PROVIDED DATA section start
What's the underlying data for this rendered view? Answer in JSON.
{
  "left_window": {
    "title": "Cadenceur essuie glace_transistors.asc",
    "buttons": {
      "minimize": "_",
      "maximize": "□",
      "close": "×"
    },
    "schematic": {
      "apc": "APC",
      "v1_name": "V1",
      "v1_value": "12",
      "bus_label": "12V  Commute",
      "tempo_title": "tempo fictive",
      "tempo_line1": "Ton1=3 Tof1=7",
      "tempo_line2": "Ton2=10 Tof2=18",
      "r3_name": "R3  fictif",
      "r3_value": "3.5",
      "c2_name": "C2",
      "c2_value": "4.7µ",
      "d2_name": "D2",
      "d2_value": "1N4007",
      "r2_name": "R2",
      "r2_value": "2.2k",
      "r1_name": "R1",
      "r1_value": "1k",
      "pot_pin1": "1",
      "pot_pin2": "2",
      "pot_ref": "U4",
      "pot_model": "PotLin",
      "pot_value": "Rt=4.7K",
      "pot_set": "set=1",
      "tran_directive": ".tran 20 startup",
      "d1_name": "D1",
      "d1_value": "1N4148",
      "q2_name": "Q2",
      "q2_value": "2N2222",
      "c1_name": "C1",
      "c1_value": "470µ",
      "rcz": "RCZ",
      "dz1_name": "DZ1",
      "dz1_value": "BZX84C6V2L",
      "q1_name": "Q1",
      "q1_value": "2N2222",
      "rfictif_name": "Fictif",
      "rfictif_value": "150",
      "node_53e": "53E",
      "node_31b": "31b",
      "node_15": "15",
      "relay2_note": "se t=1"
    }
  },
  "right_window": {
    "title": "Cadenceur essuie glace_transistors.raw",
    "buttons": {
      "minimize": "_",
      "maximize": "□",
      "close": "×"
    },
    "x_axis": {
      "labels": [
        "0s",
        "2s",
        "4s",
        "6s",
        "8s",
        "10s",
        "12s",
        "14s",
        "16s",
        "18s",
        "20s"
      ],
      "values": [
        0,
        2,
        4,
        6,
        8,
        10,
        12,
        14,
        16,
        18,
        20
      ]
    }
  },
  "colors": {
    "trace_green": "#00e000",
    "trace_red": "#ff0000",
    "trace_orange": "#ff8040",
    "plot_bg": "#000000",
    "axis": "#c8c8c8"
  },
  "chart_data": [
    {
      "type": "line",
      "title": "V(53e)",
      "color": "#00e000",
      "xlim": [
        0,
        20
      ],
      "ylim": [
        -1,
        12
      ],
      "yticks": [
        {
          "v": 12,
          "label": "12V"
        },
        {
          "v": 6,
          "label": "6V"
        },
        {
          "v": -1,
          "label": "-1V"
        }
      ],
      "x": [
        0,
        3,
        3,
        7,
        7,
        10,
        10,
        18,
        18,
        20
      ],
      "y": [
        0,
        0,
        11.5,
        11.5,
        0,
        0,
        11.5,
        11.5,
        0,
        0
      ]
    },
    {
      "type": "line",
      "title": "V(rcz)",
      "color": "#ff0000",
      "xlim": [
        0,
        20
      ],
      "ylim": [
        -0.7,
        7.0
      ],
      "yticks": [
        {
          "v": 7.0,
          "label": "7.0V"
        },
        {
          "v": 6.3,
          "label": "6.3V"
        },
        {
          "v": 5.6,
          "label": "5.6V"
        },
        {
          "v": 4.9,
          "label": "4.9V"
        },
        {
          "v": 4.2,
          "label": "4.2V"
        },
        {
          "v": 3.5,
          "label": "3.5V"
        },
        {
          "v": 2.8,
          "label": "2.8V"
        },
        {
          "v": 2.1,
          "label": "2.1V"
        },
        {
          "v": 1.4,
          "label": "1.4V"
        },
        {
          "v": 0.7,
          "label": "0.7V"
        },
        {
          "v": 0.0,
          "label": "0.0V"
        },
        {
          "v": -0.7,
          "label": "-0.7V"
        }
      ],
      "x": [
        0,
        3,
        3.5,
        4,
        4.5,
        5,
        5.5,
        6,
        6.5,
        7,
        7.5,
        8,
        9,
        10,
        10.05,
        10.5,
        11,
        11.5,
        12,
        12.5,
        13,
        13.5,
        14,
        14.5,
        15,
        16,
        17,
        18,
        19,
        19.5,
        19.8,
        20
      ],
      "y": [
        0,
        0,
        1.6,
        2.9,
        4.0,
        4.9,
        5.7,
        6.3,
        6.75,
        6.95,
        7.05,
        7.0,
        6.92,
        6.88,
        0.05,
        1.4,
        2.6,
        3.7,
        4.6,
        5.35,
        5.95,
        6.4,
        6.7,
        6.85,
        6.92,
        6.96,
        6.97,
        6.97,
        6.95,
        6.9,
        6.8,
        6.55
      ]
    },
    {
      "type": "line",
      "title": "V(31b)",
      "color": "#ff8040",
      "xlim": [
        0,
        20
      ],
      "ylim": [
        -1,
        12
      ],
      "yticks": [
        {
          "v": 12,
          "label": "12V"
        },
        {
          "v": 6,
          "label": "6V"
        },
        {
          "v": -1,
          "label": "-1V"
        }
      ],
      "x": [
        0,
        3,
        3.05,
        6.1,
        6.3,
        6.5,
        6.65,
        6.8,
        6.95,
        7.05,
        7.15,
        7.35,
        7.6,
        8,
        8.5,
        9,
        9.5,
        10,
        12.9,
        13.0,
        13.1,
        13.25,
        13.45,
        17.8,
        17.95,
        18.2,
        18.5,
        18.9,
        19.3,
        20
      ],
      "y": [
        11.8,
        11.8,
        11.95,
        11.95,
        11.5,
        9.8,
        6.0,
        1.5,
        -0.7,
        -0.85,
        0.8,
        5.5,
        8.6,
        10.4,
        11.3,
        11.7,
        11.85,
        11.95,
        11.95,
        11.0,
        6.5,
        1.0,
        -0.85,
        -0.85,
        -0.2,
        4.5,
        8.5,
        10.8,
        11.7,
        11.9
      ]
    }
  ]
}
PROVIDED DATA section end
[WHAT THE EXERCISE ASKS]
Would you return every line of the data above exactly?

[ANSWER TO THE PROBLEM]
What's the underlying data for this rendered view? Answer in JSON.
{
  "left_window": {
    "title": "Cadenceur essuie glace_transistors.asc",
    "buttons": {
      "minimize": "_",
      "maximize": "□",
      "close": "×"
    },
    "schematic": {
      "apc": "APC",
      "v1_name": "V1",
      "v1_value": "12",
      "bus_label": "12V  Commute",
      "tempo_title": "tempo fictive",
      "tempo_line1": "Ton1=3 Tof1=7",
      "tempo_line2": "Ton2=10 Tof2=18",
      "r3_name": "R3  fictif",
      "r3_value": "3.5",
      "c2_name": "C2",
      "c2_value": "4.7µ",
      "d2_name": "D2",
      "d2_value": "1N4007",
      "r2_name": "R2",
      "r2_value": "2.2k",
      "r1_name": "R1",
      "r1_value": "1k",
      "pot_pin1": "1",
      "pot_pin2": "2",
      "pot_ref": "U4",
      "pot_model": "PotLin",
      "pot_value": "Rt=4.7K",
      "pot_set": "set=1",
      "tran_directive": ".tran 20 startup",
      "d1_name": "D1",
      "d1_value": "1N4148",
      "q2_name": "Q2",
      "q2_value": "2N2222",
      "c1_name": "C1",
      "c1_value": "470µ",
      "rcz": "RCZ",
      "dz1_name": "DZ1",
      "dz1_value": "BZX84C6V2L",
      "q1_name": "Q1",
      "q1_value": "2N2222",
      "rfictif_name": "Fictif",
      "rfictif_value": "150",
      "node_53e": "53E",
      "node_31b": "31b",
      "node_15": "15",
      "relay2_note": "se t=1"
    }
  },
  "right_window": {
    "title": "Cadenceur essuie glace_transistors.raw",
    "buttons": {
      "minimize": "_",
      "maximize": "□",
      "close": "×"
    },
    "x_axis": {
      "labels": [
        "0s",
        "2s",
        "4s",
        "6s",
        "8s",
        "10s",
        "12s",
        "14s",
        "16s",
        "18s",
        "20s"
      ],
      "values": [
        0,
        2,
        4,
        6,
        8,
        10,
        12,
        14,
        16,
        18,
        20
      ]
    }
  },
  "colors": {
    "trace_green": "#00e000",
    "trace_red": "#ff0000",
    "trace_orange": "#ff8040",
    "plot_bg": "#000000",
    "axis": "#c8c8c8"
  },
  "chart_data": [
    {
      "type": "line",
      "title": "V(53e)",
      "color": "#00e000",
      "xlim": [
        0,
        20
      ],
      "ylim": [
        -1,
        12
      ],
      "yticks": [
        {
          "v": 12,
          "label": "12V"
        },
        {
          "v": 6,
          "label": "6V"
        },
        {
          "v": -1,
          "label": "-1V"
        }
      ],
      "x": [
        0,
        3,
        3,
        7,
        7,
        10,
        10,
        18,
        18,
        20
      ],
      "y": [
        0,
        0,
        11.5,
        11.5,
        0,
        0,
        11.5,
        11.5,
        0,
        0
      ]
    },
    {
      "type": "line",
      "title": "V(rcz)",
      "color": "#ff0000",
      "xlim": [
        0,
        20
      ],
      "ylim": [
        -0.7,
        7.0
      ],
      "yticks": [
        {
          "v": 7.0,
          "label": "7.0V"
        },
        {
          "v": 6.3,
          "label": "6.3V"
        },
        {
          "v": 5.6,
          "label": "5.6V"
        },
        {
          "v": 4.9,
          "label": "4.9V"
        },
        {
          "v": 4.2,
          "label": "4.2V"
        },
        {
          "v": 3.5,
          "label": "3.5V"
        },
        {
          "v": 2.8,
          "label": "2.8V"
        },
        {
          "v": 2.1,
          "label": "2.1V"
        },
        {
          "v": 1.4,
          "label": "1.4V"
        },
        {
          "v": 0.7,
          "label": "0.7V"
        },
        {
          "v": 0.0,
          "label": "0.0V"
        },
        {
          "v": -0.7,
          "label": "-0.7V"
        }
      ],
      "x": [
        0,
        3,
        3.5,
        4,
        4.5,
        5,
        5.5,
        6,
        6.5,
        7,
        7.5,
        8,
        9,
        10,
        10.05,
        10.5,
        11,
        11.5,
        12,
        12.5,
        13,
        13.5,
        14,
        14.5,
        15,
        16,
        17,
        18,
        19,
        19.5,
        19.8,
        20
      ],
      "y": [
        0,
        0,
        1.6,
        2.9,
        4.0,
        4.9,
        5.7,
        6.3,
        6.75,
        6.95,
        7.05,
        7.0,
        6.92,
        6.88,
        0.05,
        1.4,
        2.6,
        3.7,
        4.6,
        5.35,
        5.95,
        6.4,
        6.7,
        6.85,
        6.92,
        6.96,
        6.97,
        6.97,
        6.95,
        6.9,
        6.8,
        6.55
      ]
    },
    {
      "type": "line",
      "title": "V(31b)",
      "color": "#ff8040",
      "xlim": [
        0,
        20
      ],
      "ylim": [
        -1,
        12
      ],
      "yticks": [
        {
          "v": 12,
          "label": "12V"
        },
        {
          "v": 6,
          "label": "6V"
        },
        {
          "v": -1,
          "label": "-1V"
        }
      ],
      "x": [
        0,
        3,
        3.05,
        6.1,
        6.3,
        6.5,
        6.65,
        6.8,
        6.95,
        7.05,
        7.15,
        7.35,
        7.6,
        8,
        8.5,
        9,
        9.5,
        10,
        12.9,
        13.0,
        13.1,
        13.25,
        13.45,
        17.8,
        17.95,
        18.2,
        18.5,
        18.9,
        19.3,
        20
      ],
      "y": [
        11.8,
        11.8,
        11.95,
        11.95,
        11.5,
        9.8,
        6.0,
        1.5,
        -0.7,
        -0.85,
        0.8,
        5.5,
        8.6,
        10.4,
        11.3,
        11.7,
        11.85,
        11.95,
        11.95,
        11.0,
        6.5,
        1.0,
        -0.85,
        -0.85,
        -0.2,
        4.5,
        8.5,
        10.8,
        11.7,
        11.9
      ]
    }
  ]
}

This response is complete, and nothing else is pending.